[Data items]
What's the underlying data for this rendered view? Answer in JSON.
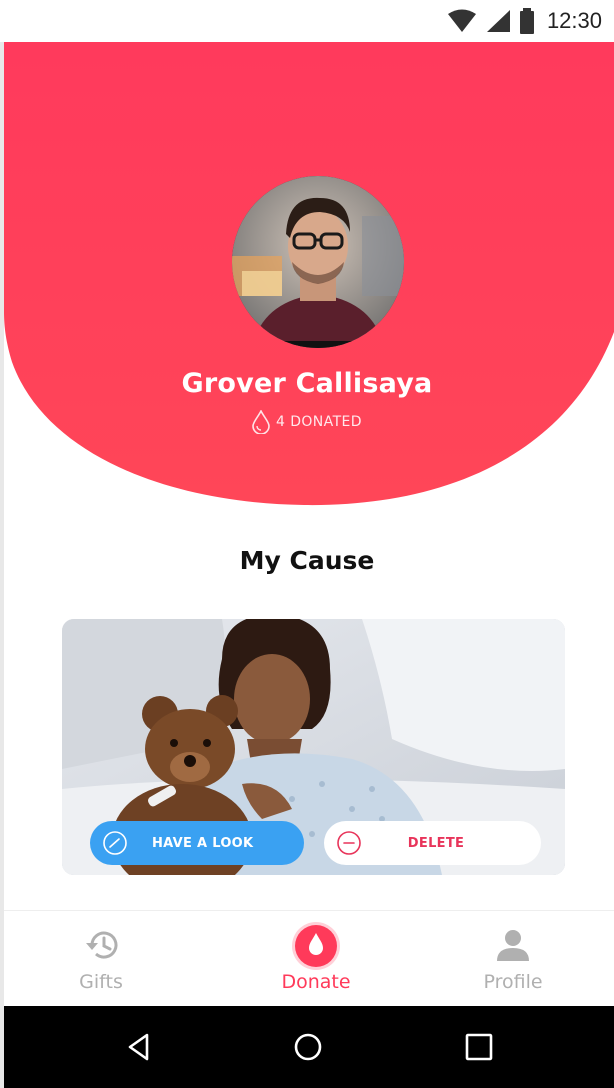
{
  "status_bar": {
    "time": "12:30",
    "icons": [
      "wifi-icon",
      "signal-icon",
      "battery-icon"
    ]
  },
  "profile": {
    "name": "Grover Callisaya",
    "donated_label": "4 DONATED",
    "avatar_icon": "avatar-photo"
  },
  "cause": {
    "title": "My Cause",
    "have_look_label": "HAVE A LOOK",
    "delete_label": "DELETE"
  },
  "tabs": [
    {
      "label": "Gifts",
      "icon": "history-icon",
      "active": false
    },
    {
      "label": "Donate",
      "icon": "blood-drop-icon",
      "active": true
    },
    {
      "label": "Profile",
      "icon": "person-icon",
      "active": false
    }
  ],
  "colors": {
    "primary": "#ff3a5a",
    "header_gradient_top": "#ff3a5c",
    "header_gradient_bottom": "#ff4658",
    "button_blue": "#3aa1f2",
    "inactive_tab": "#b0b0b0"
  },
  "nav_bar": {
    "icons": [
      "back-icon",
      "home-icon",
      "recents-icon"
    ]
  }
}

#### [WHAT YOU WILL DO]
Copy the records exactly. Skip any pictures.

#### [SOLUTION TO THIS PROBLEM]
What's the underlying data for this rendered view? Answer in JSON.
{
  "status_bar": {
    "time": "12:30",
    "icons": [
      "wifi-icon",
      "signal-icon",
      "battery-icon"
    ]
  },
  "profile": {
    "name": "Grover Callisaya",
    "donated_label": "4 DONATED",
    "avatar_icon": "avatar-photo"
  },
  "cause": {
    "title": "My Cause",
    "have_look_label": "HAVE A LOOK",
    "delete_label": "DELETE"
  },
  "tabs": [
    {
      "label": "Gifts",
      "icon": "history-icon",
      "active": false
    },
    {
      "label": "Donate",
      "icon": "blood-drop-icon",
      "active": true
    },
    {
      "label": "Profile",
      "icon": "person-icon",
      "active": false
    }
  ],
  "colors": {
    "primary": "#ff3a5a",
    "header_gradient_top": "#ff3a5c",
    "header_gradient_bottom": "#ff4658",
    "button_blue": "#3aa1f2",
    "inactive_tab": "#b0b0b0"
  },
  "nav_bar": {
    "icons": [
      "back-icon",
      "home-icon",
      "recents-icon"
    ]
  }
}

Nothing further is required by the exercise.